Is Renewable Portfolio Standard in trouble in Tallahassee?
In July 2007, Florida Governor Charlie Crist held the state’s first Climate Summit. In executive orders coming out of that meeting, Crist requested that the state’s Public Service Commission, or PSC, “adopt a 20 percent Renewable Portfolio Standard (RPS) by 2020, with a strong focus on solar and wind energy.”
The Legislature is considering whether to implement an RPS, but it may fall far short of Crist’s expectations.
Requiring electric utilities to generate a portion of their energy from renewable sources rather than fossil fuels will reduce greenhouse gas emissions. But a strong RPS is not just good for the environment; it would also be a boost to the state’s economy. That’s according to Jerry Karnas, Florida Climate Project Director with Environmental Defense Fund.
“The economic stakes of this race have never been higher. … This is going to be the issue that dominates the market over the next hundred years. And the state that gets it right, the country that gets it right, is going to be the country that creates the next generation of jobs and profits. Florida under Governor Crist … put itself on the precipice of creating these jobs … [and] diversifying our economy.”
But Karnas warns that the RPS “is in serious trouble in Tallahassee.”
“We are not even being given a fair hearing in the House of Representatives. The Senate is going to move a bill. … We are going to work hard in the coming weeks to try to unlock the myopic opposition from the House leadership.”
The Miami Herald reported Wednesday that the bill is dead in the House because the chair of the Energy & Utilities Policy Committee, Representative Paige Kreegel, said the bill would not move forward. Karnas blames House leadership for the roadblock.
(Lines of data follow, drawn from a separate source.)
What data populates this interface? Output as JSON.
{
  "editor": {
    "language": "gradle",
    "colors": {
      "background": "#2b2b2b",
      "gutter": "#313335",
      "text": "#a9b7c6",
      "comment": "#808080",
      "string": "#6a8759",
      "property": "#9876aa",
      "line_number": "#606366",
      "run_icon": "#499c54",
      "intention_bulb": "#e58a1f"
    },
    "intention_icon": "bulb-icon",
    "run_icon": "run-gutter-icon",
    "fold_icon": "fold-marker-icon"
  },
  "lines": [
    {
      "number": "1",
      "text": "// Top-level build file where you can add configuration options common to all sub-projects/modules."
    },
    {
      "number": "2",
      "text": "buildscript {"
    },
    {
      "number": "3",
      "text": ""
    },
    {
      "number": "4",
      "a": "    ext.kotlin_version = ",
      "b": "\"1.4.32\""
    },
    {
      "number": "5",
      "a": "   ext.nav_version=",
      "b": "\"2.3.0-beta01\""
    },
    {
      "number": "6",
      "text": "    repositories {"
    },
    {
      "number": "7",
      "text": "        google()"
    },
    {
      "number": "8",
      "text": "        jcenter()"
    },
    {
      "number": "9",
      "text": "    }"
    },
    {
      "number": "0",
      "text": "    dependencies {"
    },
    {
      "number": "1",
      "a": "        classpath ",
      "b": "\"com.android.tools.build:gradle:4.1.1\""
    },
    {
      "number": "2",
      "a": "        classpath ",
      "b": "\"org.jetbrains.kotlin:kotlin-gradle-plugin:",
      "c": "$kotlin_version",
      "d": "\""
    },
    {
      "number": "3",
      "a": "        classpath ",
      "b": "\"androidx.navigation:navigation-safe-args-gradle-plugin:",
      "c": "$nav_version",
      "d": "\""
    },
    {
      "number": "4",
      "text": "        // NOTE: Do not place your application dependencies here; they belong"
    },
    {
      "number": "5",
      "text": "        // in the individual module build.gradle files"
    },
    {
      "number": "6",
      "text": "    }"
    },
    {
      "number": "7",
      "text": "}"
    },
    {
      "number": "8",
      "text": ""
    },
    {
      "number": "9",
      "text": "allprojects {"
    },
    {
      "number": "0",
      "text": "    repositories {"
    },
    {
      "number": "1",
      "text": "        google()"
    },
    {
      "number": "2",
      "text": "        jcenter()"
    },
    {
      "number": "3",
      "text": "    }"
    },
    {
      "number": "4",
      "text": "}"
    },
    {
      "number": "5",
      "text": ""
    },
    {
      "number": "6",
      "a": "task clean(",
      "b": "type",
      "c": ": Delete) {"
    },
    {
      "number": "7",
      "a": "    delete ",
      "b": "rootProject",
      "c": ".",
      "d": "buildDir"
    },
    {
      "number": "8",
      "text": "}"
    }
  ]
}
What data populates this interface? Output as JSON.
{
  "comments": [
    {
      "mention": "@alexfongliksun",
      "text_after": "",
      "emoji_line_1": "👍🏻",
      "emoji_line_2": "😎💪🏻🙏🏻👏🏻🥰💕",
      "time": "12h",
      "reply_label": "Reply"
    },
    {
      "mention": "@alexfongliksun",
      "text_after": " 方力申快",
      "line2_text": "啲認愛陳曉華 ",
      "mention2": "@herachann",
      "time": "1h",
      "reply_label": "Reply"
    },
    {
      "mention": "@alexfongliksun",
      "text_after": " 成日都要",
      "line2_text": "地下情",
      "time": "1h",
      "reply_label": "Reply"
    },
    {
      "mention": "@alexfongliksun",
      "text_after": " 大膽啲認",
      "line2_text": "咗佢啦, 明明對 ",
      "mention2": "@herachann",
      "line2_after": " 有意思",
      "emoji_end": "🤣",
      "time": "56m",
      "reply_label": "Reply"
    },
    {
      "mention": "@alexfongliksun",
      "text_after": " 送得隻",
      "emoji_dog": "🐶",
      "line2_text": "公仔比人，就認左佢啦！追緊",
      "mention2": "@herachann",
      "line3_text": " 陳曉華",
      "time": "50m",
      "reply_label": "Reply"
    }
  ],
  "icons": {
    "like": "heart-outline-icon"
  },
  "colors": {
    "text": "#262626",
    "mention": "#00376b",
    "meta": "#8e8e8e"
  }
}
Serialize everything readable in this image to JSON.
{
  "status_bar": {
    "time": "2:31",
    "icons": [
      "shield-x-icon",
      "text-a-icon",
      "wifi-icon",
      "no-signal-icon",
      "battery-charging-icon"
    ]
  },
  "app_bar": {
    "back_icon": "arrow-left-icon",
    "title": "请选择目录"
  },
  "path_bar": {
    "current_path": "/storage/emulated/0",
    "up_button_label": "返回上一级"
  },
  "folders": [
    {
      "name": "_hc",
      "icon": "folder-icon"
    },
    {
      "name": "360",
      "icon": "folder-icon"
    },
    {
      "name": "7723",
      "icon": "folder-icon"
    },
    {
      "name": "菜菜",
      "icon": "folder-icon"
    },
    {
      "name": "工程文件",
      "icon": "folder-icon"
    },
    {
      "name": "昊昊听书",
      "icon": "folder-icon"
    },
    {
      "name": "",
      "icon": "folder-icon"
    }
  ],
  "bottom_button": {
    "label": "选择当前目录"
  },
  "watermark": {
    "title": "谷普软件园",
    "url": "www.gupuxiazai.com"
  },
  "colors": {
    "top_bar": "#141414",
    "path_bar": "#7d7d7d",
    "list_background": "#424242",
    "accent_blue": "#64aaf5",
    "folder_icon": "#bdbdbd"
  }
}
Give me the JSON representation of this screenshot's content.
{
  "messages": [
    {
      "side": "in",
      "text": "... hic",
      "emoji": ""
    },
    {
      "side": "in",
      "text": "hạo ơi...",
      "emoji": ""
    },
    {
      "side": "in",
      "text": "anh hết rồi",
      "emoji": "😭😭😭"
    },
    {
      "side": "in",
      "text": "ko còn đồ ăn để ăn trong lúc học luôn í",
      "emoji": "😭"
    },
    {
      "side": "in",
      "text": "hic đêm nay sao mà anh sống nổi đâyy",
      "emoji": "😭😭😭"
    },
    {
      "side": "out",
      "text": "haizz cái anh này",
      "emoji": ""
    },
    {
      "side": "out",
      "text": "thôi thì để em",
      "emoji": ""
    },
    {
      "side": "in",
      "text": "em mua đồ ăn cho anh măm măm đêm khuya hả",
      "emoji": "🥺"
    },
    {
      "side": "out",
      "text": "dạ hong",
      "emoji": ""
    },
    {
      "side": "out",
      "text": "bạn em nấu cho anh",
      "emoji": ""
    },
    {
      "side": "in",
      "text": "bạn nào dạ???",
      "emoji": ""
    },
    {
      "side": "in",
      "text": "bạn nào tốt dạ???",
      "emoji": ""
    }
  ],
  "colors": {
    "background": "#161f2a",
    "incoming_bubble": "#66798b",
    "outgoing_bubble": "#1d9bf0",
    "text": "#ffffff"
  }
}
“The Miami Herald story didn’t get it exactly right. What Rep. Kreegal announced in the committee hearing was that he did not believe that that committee would be moving its own bill. And his final committee meeting, which would have been Friday of this week, was canceled by House leadership.”
One way that a strong RPS could create new jobs is through the manufacture and installation of photovoltaic, or PV solar panels. Bill Johnson of Sarasota founded the company Brilliant Harvest that finances and installs PV solar systems. He says Tuesday’s decisions by the Legislature are “a huge disappointment.”
A Renewable Energy Dividend, also known as a “Feed-in Tariff” mandates a price premium for renewable energy. Johnson says it delivers the “highest amount of renewable energy implementation for the least cost.” Johnson says the cost of solar keeps going down, while the cost of nuclear power keeps going up.
In the state Senate, there are two competing RPS bills. One is sponsored by Altamonte Springs Republican Senator Lee Constantine.
The other bill, sponsored by Republican Senator Charlie Dean of Inverness is called the “Clean Portfolio Standards Act.” By substituting the term “clean” in place of “renewable,” Dean’s bill includes nuclear power as part of the 20 percent. Senator Constantine’s RPS bill does not include nuclear.
“Nuclear energy is clean energy, it’s not renewable energy,” he said.
The utility Tampa Electric currently generates about 3 percent of its energy from renewable sources, according to spokesperson Rick Morera. But unlike some other utilities in the state, Tampa Electric does not generate electricity from nuclear power. Morera says that a renewable portfolio standard should not include nuclear.
“Adding nuclear to the definition of renewable energy basically is going to negate the 20 percent renewable goal. Because it’s pretty much going to get the state there without the more traditional renewable energy sources. In our estimation we ought to not include nuclear energy in a renewable definition. Nuclear power will probably not be included in a federal definition, very likely this year or next year. And really a federal standard and a state standard ought to correlate.”
WMNF attempted to reach Senator Charlie Dean but he did not return our call by deadline.comments powered by Disqus